_WORK INSTRUCTIONS_
Your copy must hold every line of the records word for word. It must hold no pictures.

Interface dataset entries
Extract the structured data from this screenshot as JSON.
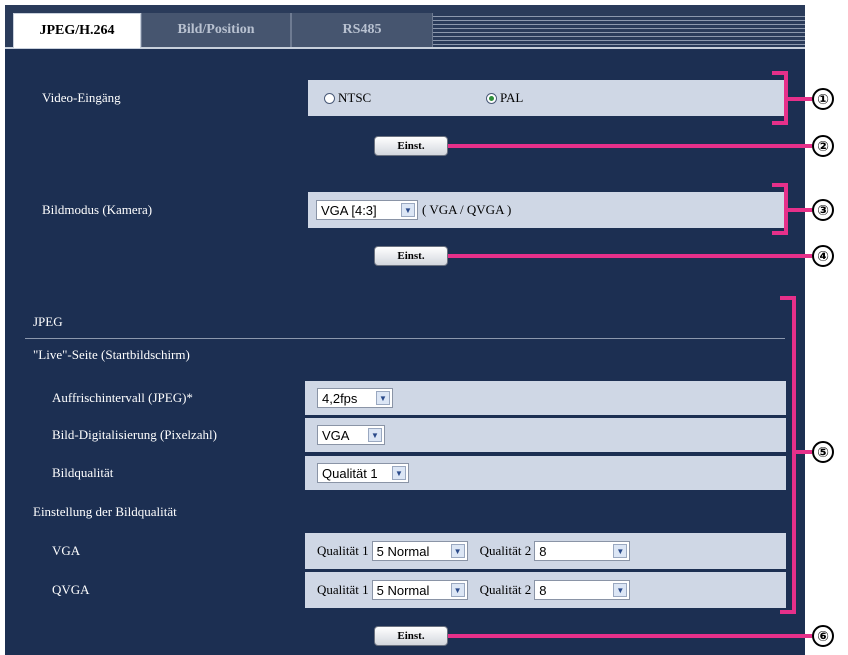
{
  "tabs": [
    {
      "label": "JPEG/H.264",
      "active": true
    },
    {
      "label": "Bild/Position",
      "active": false
    },
    {
      "label": "RS485",
      "active": false
    }
  ],
  "video_input": {
    "label": "Video-Eingäng",
    "options": [
      "NTSC",
      "PAL"
    ],
    "selected": "PAL"
  },
  "set_button_label": "Einst.",
  "image_mode": {
    "label": "Bildmodus (Kamera)",
    "value": "VGA [4:3]",
    "note": "( VGA / QVGA )"
  },
  "jpeg": {
    "header": "JPEG",
    "live_header": "\"Live\"-Seite (Startbildschirm)",
    "refresh": {
      "label": "Auffrischintervall (JPEG)*",
      "value": "4,2fps"
    },
    "resolution": {
      "label": "Bild-Digitalisierung (Pixelzahl)",
      "value": "VGA"
    },
    "quality": {
      "label": "Bildqualität",
      "value": "Qualität 1"
    },
    "quality_settings_header": "Einstellung der Bildqualität",
    "rows": [
      {
        "label": "VGA",
        "q1_label": "Qualität 1",
        "q1_value": "5 Normal",
        "q2_label": "Qualität 2",
        "q2_value": "8"
      },
      {
        "label": "QVGA",
        "q1_label": "Qualität 1",
        "q1_value": "5 Normal",
        "q2_label": "Qualität 2",
        "q2_value": "8"
      }
    ]
  },
  "callouts": [
    "①",
    "②",
    "③",
    "④",
    "⑤",
    "⑥"
  ],
  "colors": {
    "panel": "#1c2f52",
    "cell": "#cfd7e5",
    "annotation": "#e6308a"
  },
  "icons": {
    "dropdown": "chevron-down-icon",
    "radio": "radio-icon"
  }
}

_RESULT_
Extract the structured data from this screenshot as JSON.
{
  "tabs": [
    {
      "label": "JPEG/H.264",
      "active": true
    },
    {
      "label": "Bild/Position",
      "active": false
    },
    {
      "label": "RS485",
      "active": false
    }
  ],
  "video_input": {
    "label": "Video-Eingäng",
    "options": [
      "NTSC",
      "PAL"
    ],
    "selected": "PAL"
  },
  "set_button_label": "Einst.",
  "image_mode": {
    "label": "Bildmodus (Kamera)",
    "value": "VGA [4:3]",
    "note": "( VGA / QVGA )"
  },
  "jpeg": {
    "header": "JPEG",
    "live_header": "\"Live\"-Seite (Startbildschirm)",
    "refresh": {
      "label": "Auffrischintervall (JPEG)*",
      "value": "4,2fps"
    },
    "resolution": {
      "label": "Bild-Digitalisierung (Pixelzahl)",
      "value": "VGA"
    },
    "quality": {
      "label": "Bildqualität",
      "value": "Qualität 1"
    },
    "quality_settings_header": "Einstellung der Bildqualität",
    "rows": [
      {
        "label": "VGA",
        "q1_label": "Qualität 1",
        "q1_value": "5 Normal",
        "q2_label": "Qualität 2",
        "q2_value": "8"
      },
      {
        "label": "QVGA",
        "q1_label": "Qualität 1",
        "q1_value": "5 Normal",
        "q2_label": "Qualität 2",
        "q2_value": "8"
      }
    ]
  },
  "callouts": [
    "①",
    "②",
    "③",
    "④",
    "⑤",
    "⑥"
  ],
  "colors": {
    "panel": "#1c2f52",
    "cell": "#cfd7e5",
    "annotation": "#e6308a"
  },
  "icons": {
    "dropdown": "chevron-down-icon",
    "radio": "radio-icon"
  }
}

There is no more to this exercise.